**What the exercise asks**
Whatever appears in the records, write it out again exactly.

::: Dataset excerpts :::

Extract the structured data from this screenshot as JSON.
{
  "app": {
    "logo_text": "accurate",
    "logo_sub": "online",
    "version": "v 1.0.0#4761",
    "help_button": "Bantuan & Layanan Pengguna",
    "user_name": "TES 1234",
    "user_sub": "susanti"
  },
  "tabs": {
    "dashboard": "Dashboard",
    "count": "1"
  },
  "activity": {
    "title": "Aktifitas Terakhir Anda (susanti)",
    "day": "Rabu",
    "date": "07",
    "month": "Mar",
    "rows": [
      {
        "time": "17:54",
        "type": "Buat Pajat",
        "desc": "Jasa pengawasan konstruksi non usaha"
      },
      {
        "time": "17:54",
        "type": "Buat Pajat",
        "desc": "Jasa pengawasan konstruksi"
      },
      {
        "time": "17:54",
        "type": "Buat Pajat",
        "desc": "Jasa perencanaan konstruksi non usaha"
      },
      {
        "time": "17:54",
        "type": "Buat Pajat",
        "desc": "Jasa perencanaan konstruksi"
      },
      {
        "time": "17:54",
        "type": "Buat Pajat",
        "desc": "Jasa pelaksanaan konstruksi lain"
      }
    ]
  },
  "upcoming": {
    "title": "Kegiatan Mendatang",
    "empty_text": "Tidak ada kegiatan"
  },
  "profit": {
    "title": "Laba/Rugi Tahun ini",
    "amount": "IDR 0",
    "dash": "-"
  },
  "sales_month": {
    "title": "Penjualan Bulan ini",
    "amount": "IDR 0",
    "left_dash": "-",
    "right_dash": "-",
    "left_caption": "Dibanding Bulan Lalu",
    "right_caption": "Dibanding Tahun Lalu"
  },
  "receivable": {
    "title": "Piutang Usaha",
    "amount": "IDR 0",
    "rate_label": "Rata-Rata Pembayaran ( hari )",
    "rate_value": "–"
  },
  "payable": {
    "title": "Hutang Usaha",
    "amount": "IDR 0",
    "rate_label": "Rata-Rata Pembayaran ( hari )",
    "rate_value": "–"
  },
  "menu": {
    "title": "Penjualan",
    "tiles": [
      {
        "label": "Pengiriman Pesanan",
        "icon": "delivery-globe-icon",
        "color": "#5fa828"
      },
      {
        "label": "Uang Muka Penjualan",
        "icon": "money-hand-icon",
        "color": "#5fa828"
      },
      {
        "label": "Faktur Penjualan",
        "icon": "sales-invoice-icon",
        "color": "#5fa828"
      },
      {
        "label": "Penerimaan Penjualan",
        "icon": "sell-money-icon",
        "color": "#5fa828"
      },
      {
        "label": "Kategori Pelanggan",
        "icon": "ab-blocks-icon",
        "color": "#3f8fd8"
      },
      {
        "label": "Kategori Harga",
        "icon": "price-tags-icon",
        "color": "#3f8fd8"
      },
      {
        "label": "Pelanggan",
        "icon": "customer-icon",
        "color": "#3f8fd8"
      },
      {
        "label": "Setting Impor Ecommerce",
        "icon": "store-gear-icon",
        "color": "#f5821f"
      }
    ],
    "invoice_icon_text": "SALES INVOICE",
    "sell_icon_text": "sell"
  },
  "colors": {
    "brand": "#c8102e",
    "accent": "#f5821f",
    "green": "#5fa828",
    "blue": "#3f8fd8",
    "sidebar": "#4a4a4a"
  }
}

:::

**Worked solution**
Extract the structured data from this screenshot as JSON.
{
  "app": {
    "logo_text": "accurate",
    "logo_sub": "online",
    "version": "v 1.0.0#4761",
    "help_button": "Bantuan & Layanan Pengguna",
    "user_name": "TES 1234",
    "user_sub": "susanti"
  },
  "tabs": {
    "dashboard": "Dashboard",
    "count": "1"
  },
  "activity": {
    "title": "Aktifitas Terakhir Anda (susanti)",
    "day": "Rabu",
    "date": "07",
    "month": "Mar",
    "rows": [
      {
        "time": "17:54",
        "type": "Buat Pajat",
        "desc": "Jasa pengawasan konstruksi non usaha"
      },
      {
        "time": "17:54",
        "type": "Buat Pajat",
        "desc": "Jasa pengawasan konstruksi"
      },
      {
        "time": "17:54",
        "type": "Buat Pajat",
        "desc": "Jasa perencanaan konstruksi non usaha"
      },
      {
        "time": "17:54",
        "type": "Buat Pajat",
        "desc": "Jasa perencanaan konstruksi"
      },
      {
        "time": "17:54",
        "type": "Buat Pajat",
        "desc": "Jasa pelaksanaan konstruksi lain"
      }
    ]
  },
  "upcoming": {
    "title": "Kegiatan Mendatang",
    "empty_text": "Tidak ada kegiatan"
  },
  "profit": {
    "title": "Laba/Rugi Tahun ini",
    "amount": "IDR 0",
    "dash": "-"
  },
  "sales_month": {
    "title": "Penjualan Bulan ini",
    "amount": "IDR 0",
    "left_dash": "-",
    "right_dash": "-",
    "left_caption": "Dibanding Bulan Lalu",
    "right_caption": "Dibanding Tahun Lalu"
  },
  "receivable": {
    "title": "Piutang Usaha",
    "amount": "IDR 0",
    "rate_label": "Rata-Rata Pembayaran ( hari )",
    "rate_value": "–"
  },
  "payable": {
    "title": "Hutang Usaha",
    "amount": "IDR 0",
    "rate_label": "Rata-Rata Pembayaran ( hari )",
    "rate_value": "–"
  },
  "menu": {
    "title": "Penjualan",
    "tiles": [
      {
        "label": "Pengiriman Pesanan",
        "icon": "delivery-globe-icon",
        "color": "#5fa828"
      },
      {
        "label": "Uang Muka Penjualan",
        "icon": "money-hand-icon",
        "color": "#5fa828"
      },
      {
        "label": "Faktur Penjualan",
        "icon": "sales-invoice-icon",
        "color": "#5fa828"
      },
      {
        "label": "Penerimaan Penjualan",
        "icon": "sell-money-icon",
        "color": "#5fa828"
      },
      {
        "label": "Kategori Pelanggan",
        "icon": "ab-blocks-icon",
        "color": "#3f8fd8"
      },
      {
        "label": "Kategori Harga",
        "icon": "price-tags-icon",
        "color": "#3f8fd8"
      },
      {
        "label": "Pelanggan",
        "icon": "customer-icon",
        "color": "#3f8fd8"
      },
      {
        "label": "Setting Impor Ecommerce",
        "icon": "store-gear-icon",
        "color": "#f5821f"
      }
    ],
    "invoice_icon_text": "SALES INVOICE",
    "sell_icon_text": "sell"
  },
  "colors": {
    "brand": "#c8102e",
    "accent": "#f5821f",
    "green": "#5fa828",
    "blue": "#3f8fd8",
    "sidebar": "#4a4a4a"
  }
}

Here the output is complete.